Excerpted data —
Segment Open

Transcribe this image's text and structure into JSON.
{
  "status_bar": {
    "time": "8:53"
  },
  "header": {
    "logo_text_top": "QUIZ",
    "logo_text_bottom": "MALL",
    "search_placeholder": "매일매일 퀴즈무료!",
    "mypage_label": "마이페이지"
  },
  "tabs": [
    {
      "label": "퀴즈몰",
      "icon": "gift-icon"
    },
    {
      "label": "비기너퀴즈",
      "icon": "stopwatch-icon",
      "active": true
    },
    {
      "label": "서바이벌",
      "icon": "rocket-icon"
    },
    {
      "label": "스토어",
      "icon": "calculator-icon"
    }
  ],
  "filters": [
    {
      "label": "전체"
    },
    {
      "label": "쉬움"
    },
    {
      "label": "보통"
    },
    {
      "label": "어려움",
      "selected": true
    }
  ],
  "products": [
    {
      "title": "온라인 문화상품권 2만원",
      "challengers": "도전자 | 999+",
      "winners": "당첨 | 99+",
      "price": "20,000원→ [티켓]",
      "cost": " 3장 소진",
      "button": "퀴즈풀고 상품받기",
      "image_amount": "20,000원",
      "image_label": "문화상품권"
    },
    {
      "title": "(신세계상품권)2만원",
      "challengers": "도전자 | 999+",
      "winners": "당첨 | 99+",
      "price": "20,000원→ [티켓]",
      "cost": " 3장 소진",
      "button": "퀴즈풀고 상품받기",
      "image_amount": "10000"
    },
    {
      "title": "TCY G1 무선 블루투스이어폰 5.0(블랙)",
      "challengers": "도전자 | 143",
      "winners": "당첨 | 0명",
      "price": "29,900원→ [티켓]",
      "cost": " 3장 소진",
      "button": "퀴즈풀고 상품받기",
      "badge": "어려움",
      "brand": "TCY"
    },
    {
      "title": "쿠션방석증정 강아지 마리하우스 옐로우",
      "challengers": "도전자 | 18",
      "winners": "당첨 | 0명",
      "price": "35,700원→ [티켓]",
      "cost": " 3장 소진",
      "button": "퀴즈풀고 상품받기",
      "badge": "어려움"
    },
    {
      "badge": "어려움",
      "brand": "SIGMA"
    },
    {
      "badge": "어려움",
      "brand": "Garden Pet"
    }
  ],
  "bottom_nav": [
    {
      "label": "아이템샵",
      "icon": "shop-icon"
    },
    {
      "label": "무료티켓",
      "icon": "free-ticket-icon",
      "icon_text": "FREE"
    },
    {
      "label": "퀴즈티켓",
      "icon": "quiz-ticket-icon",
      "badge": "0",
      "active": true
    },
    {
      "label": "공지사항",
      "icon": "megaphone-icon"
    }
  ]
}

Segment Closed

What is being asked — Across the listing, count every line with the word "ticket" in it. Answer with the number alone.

Output — 2